Microsoft kills the Zune, to focus on Windows Phone
Microsoft’s Zune player never quite caught up with the iPod line of music player, but now as even the iPod is on the decline, Redmond has decided to kill the Zune altogether. The company will not be releasing new models of the player, but remains committed to supporting the device in North America.
The Zune player is closely tied to the Zune music service, which in turn has intimate connections with Microsoft’s Windows Phone lineup, but while the player itself is dead, the service will continue running as before, with the focus shifting on Windows Phone handsets.
The Zune started in 2006 as an ambitious iPod rival. At the time, Microsoft’s CEO Steve Ballmer saw it as a real competitor to Apple’s player: “We can beat them, but it’s not going to be easy.” And it wasn’t easy - it just never worked out. The iPod dominated the market accounting 77% of all music players last year, while Microsoft’s creation struggled to get in the top 5.
In 2009, though, the company split Zune into a software and hardware division as it was becoming clear that other devices like phones and even PCs could benefit from the service itself.
We recently announced that, going forward, Windows Phone will be the focus of our mobile music and video strategy, and that we will no longer be producing Zune players. So what does this mean for our current Zune users? Absolutely nothing. Your device will continue to work with Zune services just as it does today. And we will continue to honor the warranties of all devices for both current owners and those who buy our very last devices. Customer service has been, and will remain a top priority for us.
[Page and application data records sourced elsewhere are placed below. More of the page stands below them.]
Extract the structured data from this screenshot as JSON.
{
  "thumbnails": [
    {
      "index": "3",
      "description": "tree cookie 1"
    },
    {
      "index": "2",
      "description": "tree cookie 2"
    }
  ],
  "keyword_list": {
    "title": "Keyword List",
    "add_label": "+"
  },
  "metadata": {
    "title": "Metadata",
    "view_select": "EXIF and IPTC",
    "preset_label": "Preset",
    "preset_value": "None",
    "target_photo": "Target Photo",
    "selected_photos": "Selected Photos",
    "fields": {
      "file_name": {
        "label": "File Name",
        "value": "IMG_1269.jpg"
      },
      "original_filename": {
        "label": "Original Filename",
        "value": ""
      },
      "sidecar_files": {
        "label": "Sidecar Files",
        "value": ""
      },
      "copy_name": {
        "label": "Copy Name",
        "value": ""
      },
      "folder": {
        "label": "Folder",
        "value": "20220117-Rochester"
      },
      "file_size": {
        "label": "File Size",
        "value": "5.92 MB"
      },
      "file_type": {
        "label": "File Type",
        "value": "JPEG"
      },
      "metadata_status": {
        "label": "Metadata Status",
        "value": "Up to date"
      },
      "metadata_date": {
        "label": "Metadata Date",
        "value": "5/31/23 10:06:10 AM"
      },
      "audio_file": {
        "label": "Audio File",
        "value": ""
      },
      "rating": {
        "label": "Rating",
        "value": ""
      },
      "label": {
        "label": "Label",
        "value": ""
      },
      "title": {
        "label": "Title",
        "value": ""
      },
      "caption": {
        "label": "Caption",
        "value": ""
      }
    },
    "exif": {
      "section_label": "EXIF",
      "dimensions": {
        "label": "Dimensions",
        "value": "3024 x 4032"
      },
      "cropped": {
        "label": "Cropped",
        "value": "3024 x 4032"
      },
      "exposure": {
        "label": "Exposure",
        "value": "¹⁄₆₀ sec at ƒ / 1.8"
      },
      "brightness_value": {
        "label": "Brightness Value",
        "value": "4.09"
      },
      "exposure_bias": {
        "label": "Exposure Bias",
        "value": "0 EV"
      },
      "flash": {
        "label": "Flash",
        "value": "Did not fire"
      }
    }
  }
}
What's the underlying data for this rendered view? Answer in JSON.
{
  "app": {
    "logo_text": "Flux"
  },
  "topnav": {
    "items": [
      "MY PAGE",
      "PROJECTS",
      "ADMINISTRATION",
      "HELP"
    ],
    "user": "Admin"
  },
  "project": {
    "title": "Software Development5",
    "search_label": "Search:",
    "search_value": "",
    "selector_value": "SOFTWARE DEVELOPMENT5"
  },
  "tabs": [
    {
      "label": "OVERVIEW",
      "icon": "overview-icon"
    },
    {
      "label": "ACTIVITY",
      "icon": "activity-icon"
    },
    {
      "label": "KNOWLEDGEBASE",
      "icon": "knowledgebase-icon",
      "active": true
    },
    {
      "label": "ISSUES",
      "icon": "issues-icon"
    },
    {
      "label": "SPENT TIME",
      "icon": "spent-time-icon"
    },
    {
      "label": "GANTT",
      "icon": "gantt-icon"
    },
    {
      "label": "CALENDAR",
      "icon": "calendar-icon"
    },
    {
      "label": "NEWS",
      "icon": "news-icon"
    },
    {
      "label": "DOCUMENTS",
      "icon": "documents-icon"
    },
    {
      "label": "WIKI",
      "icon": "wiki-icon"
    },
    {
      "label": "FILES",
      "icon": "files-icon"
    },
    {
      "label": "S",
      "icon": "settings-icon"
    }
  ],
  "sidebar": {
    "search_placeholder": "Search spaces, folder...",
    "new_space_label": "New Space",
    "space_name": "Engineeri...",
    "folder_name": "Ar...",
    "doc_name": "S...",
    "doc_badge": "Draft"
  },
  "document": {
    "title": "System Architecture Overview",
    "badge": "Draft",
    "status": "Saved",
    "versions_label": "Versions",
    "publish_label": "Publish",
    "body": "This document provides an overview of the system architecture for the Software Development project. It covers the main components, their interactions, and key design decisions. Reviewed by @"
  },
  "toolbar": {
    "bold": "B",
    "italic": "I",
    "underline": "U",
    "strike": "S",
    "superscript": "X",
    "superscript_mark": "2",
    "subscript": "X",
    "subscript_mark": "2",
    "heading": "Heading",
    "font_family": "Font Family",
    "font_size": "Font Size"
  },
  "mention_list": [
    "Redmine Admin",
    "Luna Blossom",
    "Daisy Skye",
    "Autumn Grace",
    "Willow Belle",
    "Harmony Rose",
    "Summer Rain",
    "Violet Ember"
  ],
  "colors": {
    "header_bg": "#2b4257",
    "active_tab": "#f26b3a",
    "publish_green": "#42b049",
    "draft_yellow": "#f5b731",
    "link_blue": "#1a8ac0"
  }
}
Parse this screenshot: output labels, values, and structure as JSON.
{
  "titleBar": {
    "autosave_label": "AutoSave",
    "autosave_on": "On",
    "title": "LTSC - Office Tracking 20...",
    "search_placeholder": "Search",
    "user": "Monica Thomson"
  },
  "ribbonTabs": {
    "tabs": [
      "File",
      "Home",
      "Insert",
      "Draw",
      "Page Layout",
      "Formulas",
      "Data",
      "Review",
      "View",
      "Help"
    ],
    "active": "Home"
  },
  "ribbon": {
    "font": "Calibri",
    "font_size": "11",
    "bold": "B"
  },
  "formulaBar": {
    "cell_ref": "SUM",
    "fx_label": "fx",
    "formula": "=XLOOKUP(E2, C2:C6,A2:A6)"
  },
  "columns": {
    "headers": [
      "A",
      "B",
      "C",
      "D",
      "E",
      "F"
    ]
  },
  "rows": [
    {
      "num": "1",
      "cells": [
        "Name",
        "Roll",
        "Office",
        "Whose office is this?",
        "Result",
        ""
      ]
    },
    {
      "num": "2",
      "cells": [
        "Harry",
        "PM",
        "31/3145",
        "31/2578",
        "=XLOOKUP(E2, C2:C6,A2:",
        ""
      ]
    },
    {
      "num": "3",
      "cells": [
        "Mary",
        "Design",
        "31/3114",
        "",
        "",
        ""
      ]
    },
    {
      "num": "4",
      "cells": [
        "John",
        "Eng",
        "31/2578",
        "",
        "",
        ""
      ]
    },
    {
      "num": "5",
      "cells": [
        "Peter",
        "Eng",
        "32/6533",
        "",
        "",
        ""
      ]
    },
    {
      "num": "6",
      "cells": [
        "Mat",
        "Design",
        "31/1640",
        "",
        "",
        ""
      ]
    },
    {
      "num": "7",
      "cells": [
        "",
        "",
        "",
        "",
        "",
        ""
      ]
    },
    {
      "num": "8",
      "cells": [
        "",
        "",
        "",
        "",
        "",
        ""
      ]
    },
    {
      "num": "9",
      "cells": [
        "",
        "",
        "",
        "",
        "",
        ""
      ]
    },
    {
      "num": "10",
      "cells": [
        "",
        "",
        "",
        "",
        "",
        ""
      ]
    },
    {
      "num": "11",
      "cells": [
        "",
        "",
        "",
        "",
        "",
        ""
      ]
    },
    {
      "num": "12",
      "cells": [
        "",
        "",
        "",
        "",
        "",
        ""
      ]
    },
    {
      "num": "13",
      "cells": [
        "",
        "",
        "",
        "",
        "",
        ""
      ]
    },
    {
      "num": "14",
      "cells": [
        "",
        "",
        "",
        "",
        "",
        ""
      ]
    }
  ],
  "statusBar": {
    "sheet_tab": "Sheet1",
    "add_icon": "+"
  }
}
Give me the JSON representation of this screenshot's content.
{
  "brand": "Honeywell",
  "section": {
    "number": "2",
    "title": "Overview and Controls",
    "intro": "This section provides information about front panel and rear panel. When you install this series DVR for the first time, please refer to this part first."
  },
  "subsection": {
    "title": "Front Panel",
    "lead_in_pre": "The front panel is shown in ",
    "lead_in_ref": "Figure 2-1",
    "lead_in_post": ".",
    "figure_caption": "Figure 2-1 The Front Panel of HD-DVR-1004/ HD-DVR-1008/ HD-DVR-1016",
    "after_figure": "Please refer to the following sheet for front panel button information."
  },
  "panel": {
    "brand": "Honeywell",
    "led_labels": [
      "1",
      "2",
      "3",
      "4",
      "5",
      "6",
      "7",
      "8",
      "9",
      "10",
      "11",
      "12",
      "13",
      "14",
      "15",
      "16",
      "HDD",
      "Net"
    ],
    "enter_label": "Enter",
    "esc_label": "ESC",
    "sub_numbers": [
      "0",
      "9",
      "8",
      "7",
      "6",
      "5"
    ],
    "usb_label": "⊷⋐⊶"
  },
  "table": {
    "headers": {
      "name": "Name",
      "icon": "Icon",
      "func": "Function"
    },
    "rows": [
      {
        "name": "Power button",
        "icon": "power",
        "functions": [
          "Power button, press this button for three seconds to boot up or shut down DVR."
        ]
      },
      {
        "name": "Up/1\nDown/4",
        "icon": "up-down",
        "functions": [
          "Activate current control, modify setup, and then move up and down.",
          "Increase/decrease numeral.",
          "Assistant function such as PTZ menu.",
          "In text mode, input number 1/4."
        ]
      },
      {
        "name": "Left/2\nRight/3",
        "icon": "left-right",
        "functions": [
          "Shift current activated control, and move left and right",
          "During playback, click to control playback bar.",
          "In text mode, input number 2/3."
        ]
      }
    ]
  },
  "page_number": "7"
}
Before you start poking fun at the unfortunate (yet expected) fate of the Zune, it should be said that the Zune was the first device to debut with the Metro UI in 2006, later to evolve with the Zune HD in 2009, a UI which is now in the core of the Windows Phone experience. So, while the hardware is dead, the Zune is in a way still living in phones.